After an MSc in Geology in Britain she took up a job as geologist in Northern Canada, where she became interested in toponymy and did toponymic fieldwork. Later she went to work for the Govt. Department of Energy, Mines and Resources in Ottawa. She is a past president of the Canadian Society of the Study of Names, which she presided over from 1997-2003. She was delegated by the Canadian Government to the United Nations Group of Experts on Geographical Names around 1987, and was elected as chairperson in 2002.
Since then she has succeeded in turning UNGEGN into a more professional body and in bringing its work in line with current SDI-initiatives. She is one of the few experts with hands-on experience in practically all fields of toponymic standardization. Her drive to attend all the meetings of UNGEGN working groups, her participation in toponymy courses world wide, in scientific seminars and technical meetings as well as her endeavours to make all UNGEGN ‘jurisprudence’ on geographical names accessible through its website have benefited the whole spatial information community, as geographical names standardisation is a most important aspect in the exchange and linking of geospatial data.
For her services and contribution to cartography Helen Kerfoot is awarded an Honorary Fellowship of ICA.
Ernst Spiess was the founding Chair of the ICA Commission on Cartographic Technologies and was awarded the ICA Honorary Fellowship in 1995. He is an Honorary Member of the Swiss Society of Cartography which he served twice as president, as well as president of the organizing committee of the international congress of cartography in Interlaken in 1996. He was also president of the Swiss Society of Photogrammetry. He has represented Switzerland at UN Congresses on geographic names and was member of the German-Speaking Commission on Geographic Names. He was a collaborator of the Schweizer Mittelschulatlas and has been and still is editor-in-chief of the new Schweizer Weltatlas, which was awarded the ICA prize in 1997.

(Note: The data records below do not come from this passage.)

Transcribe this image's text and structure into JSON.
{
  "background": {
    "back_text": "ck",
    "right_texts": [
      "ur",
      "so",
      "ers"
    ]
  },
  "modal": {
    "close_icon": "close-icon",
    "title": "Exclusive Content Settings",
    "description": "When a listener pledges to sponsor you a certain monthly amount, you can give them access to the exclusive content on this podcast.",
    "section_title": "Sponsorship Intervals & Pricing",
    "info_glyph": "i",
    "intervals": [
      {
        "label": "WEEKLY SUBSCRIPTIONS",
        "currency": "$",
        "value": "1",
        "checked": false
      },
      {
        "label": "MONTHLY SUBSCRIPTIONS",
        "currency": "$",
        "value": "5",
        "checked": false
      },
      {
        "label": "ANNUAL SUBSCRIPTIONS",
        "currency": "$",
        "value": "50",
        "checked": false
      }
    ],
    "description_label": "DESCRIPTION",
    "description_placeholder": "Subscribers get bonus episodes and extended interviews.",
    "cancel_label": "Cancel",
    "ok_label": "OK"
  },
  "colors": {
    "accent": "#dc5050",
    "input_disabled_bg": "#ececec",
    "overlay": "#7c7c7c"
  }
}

In 1959 Ernst Spiess participated in a Swiss Expedition to the Panta Mountains in Peru, from which an outstanding topographic relief map–including a breathtaking cliff representation–resulted. In 1974, he introduced at the Institute one of the first digital cartographic computer systems, which became a basic tool for advanced scientific work on map production, thematic cartography, and map projections. The adaptation and extension of Bertin’s “Graphical Semiology” to modern thematic cartography is one of his most important contributions. He has always regarded the application of theoretical work as equal in importance to theory, and he has been a highly effective communicator and teacher of both.
For an outstanding career in cartography that has included contributions in topographic mapping, atlas production, technological advancement, and as an effective teacher and researcher, the International Cartographic Association awards Professor Ernst Spiess its highest honor, the Carl Mannerfelt Gold Medal.